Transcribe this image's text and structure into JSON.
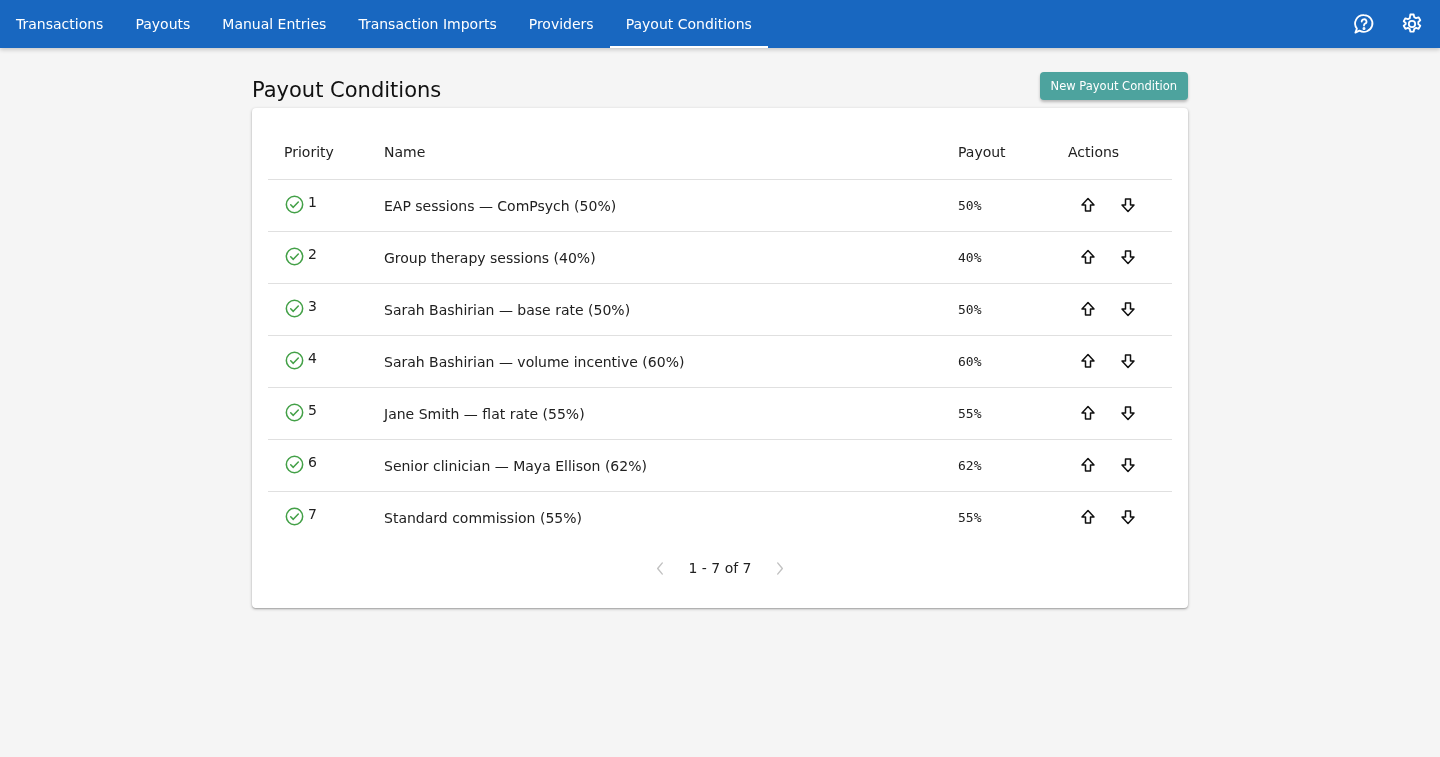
{
  "nav": {
    "tabs": [
      {
        "label": "Transactions",
        "selected": false
      },
      {
        "label": "Payouts",
        "selected": false
      },
      {
        "label": "Manual Entries",
        "selected": false
      },
      {
        "label": "Transaction Imports",
        "selected": false
      },
      {
        "label": "Providers",
        "selected": false
      },
      {
        "label": "Payout Conditions",
        "selected": true
      }
    ]
  },
  "page": {
    "title": "Payout Conditions",
    "new_button": "New Payout Condition"
  },
  "table": {
    "columns": [
      "Priority",
      "Name",
      "Payout",
      "Actions"
    ],
    "rows": [
      {
        "active": true,
        "priority": "1",
        "name": "EAP sessions — ComPsych (50%)",
        "payout": "50%"
      },
      {
        "active": true,
        "priority": "2",
        "name": "Group therapy sessions (40%)",
        "payout": "40%"
      },
      {
        "active": true,
        "priority": "3",
        "name": "Sarah Bashirian — base rate (50%)",
        "payout": "50%"
      },
      {
        "active": true,
        "priority": "4",
        "name": "Sarah Bashirian — volume incentive (60%)",
        "payout": "60%"
      },
      {
        "active": true,
        "priority": "5",
        "name": "Jane Smith — flat rate (55%)",
        "payout": "55%"
      },
      {
        "active": true,
        "priority": "6",
        "name": "Senior clinician — Maya Ellison (62%)",
        "payout": "62%"
      },
      {
        "active": true,
        "priority": "7",
        "name": "Standard commission (55%)",
        "payout": "55%"
      }
    ]
  },
  "pagination": {
    "range": "1 - 7 of 7",
    "prev_disabled": true,
    "next_disabled": true
  }
}
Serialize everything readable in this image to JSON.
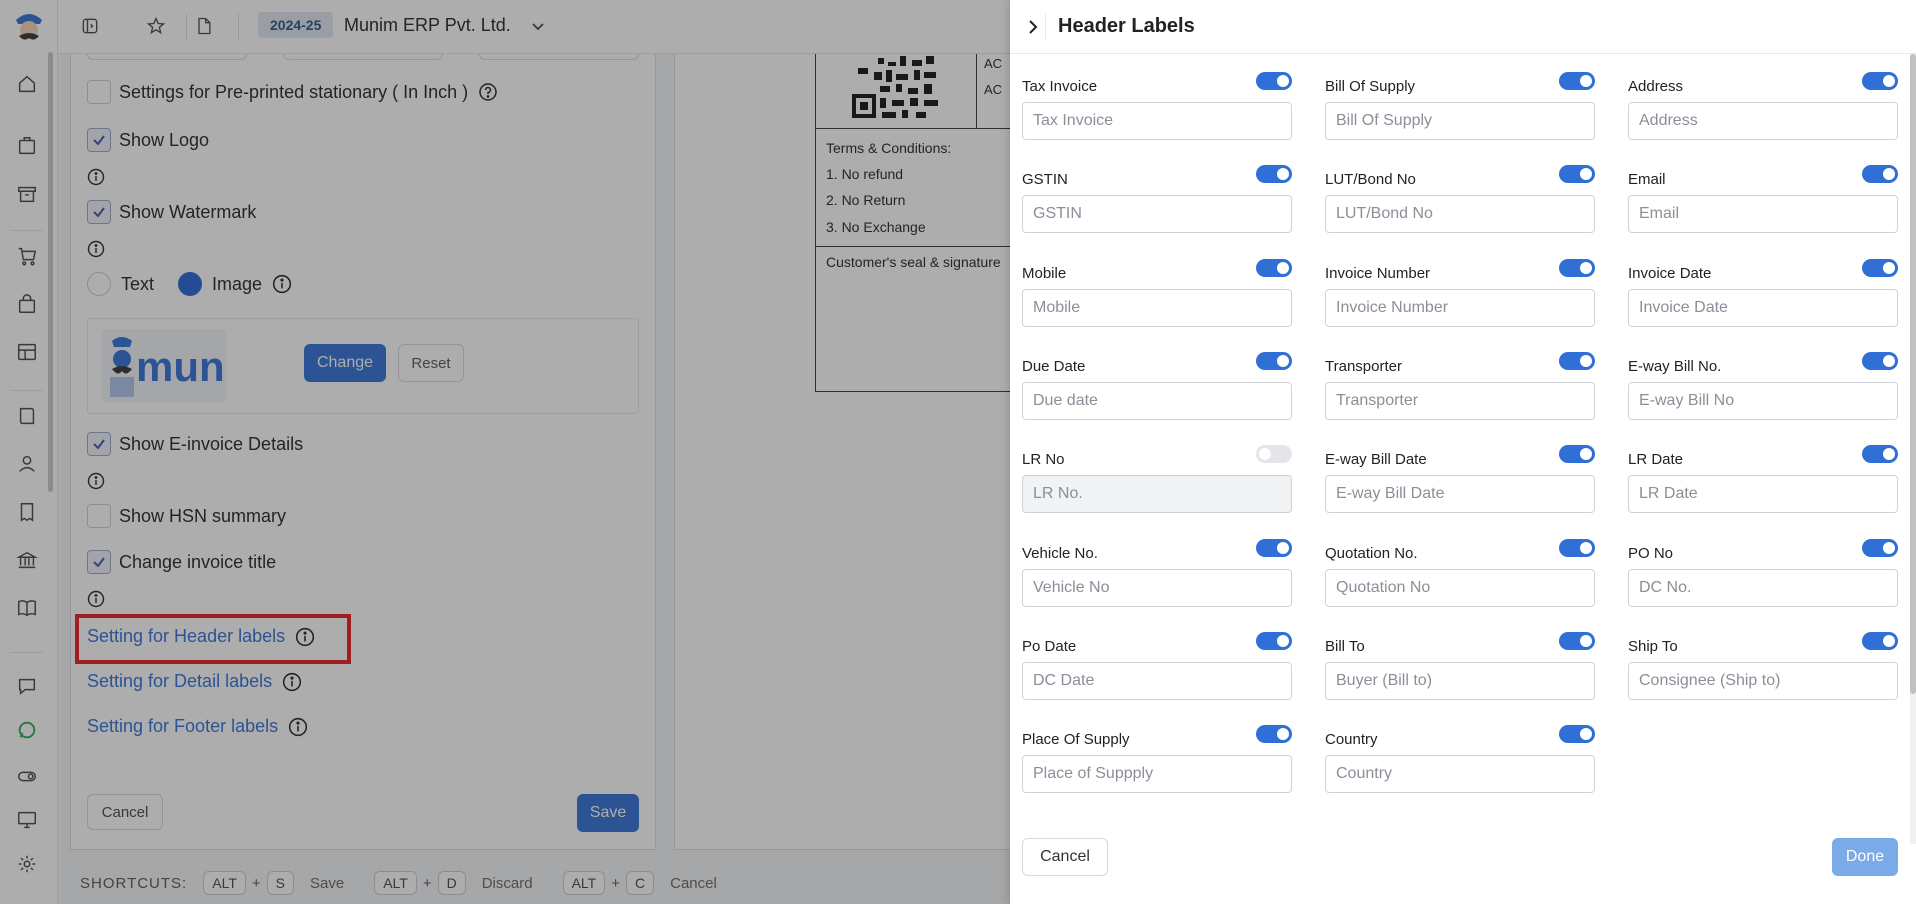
{
  "topbar": {
    "year": "2024-25",
    "company": "Munim ERP Pvt. Ltd."
  },
  "settings": {
    "preprinted_label": "Settings for Pre-printed stationary ( In Inch )",
    "show_logo": "Show Logo",
    "show_watermark": "Show Watermark",
    "watermark_text": "Text",
    "watermark_image": "Image",
    "logo_text": "muni",
    "change_btn": "Change",
    "reset_btn": "Reset",
    "show_einvoice": "Show E-invoice Details",
    "show_hsn": "Show HSN summary",
    "change_title": "Change invoice title",
    "header_link": "Setting for Header labels",
    "detail_link": "Setting for Detail labels",
    "footer_link": "Setting for Footer labels",
    "cancel_btn": "Cancel",
    "save_btn": "Save"
  },
  "preview": {
    "ac1": "AC",
    "ac2": "AC",
    "terms_title": "Terms & Conditions:",
    "terms": [
      "1. No refund",
      "2. No Return",
      "3. No Exchange"
    ],
    "seal": "Customer's seal & signature"
  },
  "shortcuts": {
    "title": "SHORTCUTS:",
    "items": [
      {
        "k1": "ALT",
        "plus": "+",
        "k2": "S",
        "label": "Save"
      },
      {
        "k1": "ALT",
        "plus": "+",
        "k2": "D",
        "label": "Discard"
      },
      {
        "k1": "ALT",
        "plus": "+",
        "k2": "C",
        "label": "Cancel"
      }
    ]
  },
  "drawer": {
    "title": "Header Labels",
    "cancel": "Cancel",
    "done": "Done",
    "fields": [
      {
        "label": "Tax Invoice",
        "placeholder": "Tax Invoice",
        "on": true
      },
      {
        "label": "Bill Of Supply",
        "placeholder": "Bill Of Supply",
        "on": true
      },
      {
        "label": "Address",
        "placeholder": "Address",
        "on": true
      },
      {
        "label": "GSTIN",
        "placeholder": "GSTIN",
        "on": true
      },
      {
        "label": "LUT/Bond No",
        "placeholder": "LUT/Bond No",
        "on": true
      },
      {
        "label": "Email",
        "placeholder": "Email",
        "on": true
      },
      {
        "label": "Mobile",
        "placeholder": "Mobile",
        "on": true
      },
      {
        "label": "Invoice Number",
        "placeholder": "Invoice Number",
        "on": true
      },
      {
        "label": "Invoice Date",
        "placeholder": "Invoice Date",
        "on": true
      },
      {
        "label": "Due Date",
        "placeholder": "Due date",
        "on": true
      },
      {
        "label": "Transporter",
        "placeholder": "Transporter",
        "on": true
      },
      {
        "label": "E-way Bill No.",
        "placeholder": "E-way Bill No",
        "on": true
      },
      {
        "label": "LR No",
        "placeholder": "LR No.",
        "on": false
      },
      {
        "label": "E-way Bill Date",
        "placeholder": "E-way Bill Date",
        "on": true
      },
      {
        "label": "LR Date",
        "placeholder": "LR Date",
        "on": true
      },
      {
        "label": "Vehicle No.",
        "placeholder": "Vehicle No",
        "on": true
      },
      {
        "label": "Quotation No.",
        "placeholder": "Quotation No",
        "on": true
      },
      {
        "label": "PO No",
        "placeholder": "DC No.",
        "on": true
      },
      {
        "label": "Po Date",
        "placeholder": "DC Date",
        "on": true
      },
      {
        "label": "Bill To",
        "placeholder": "Buyer (Bill to)",
        "on": true
      },
      {
        "label": "Ship To",
        "placeholder": "Consignee (Ship to)",
        "on": true
      },
      {
        "label": "Place Of Supply",
        "placeholder": "Place of Suppply",
        "on": true
      },
      {
        "label": "Country",
        "placeholder": "Country",
        "on": true
      }
    ]
  }
}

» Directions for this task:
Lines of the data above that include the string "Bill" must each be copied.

» Response to the exercise:
        "label": "Bill Of Supply",
        "placeholder": "Bill Of Supply",
        "label": "E-way Bill No.",
        "placeholder": "E-way Bill No",
        "label": "E-way Bill Date",
        "placeholder": "E-way Bill Date",
        "label": "Bill To",
        "placeholder": "Buyer (Bill to)",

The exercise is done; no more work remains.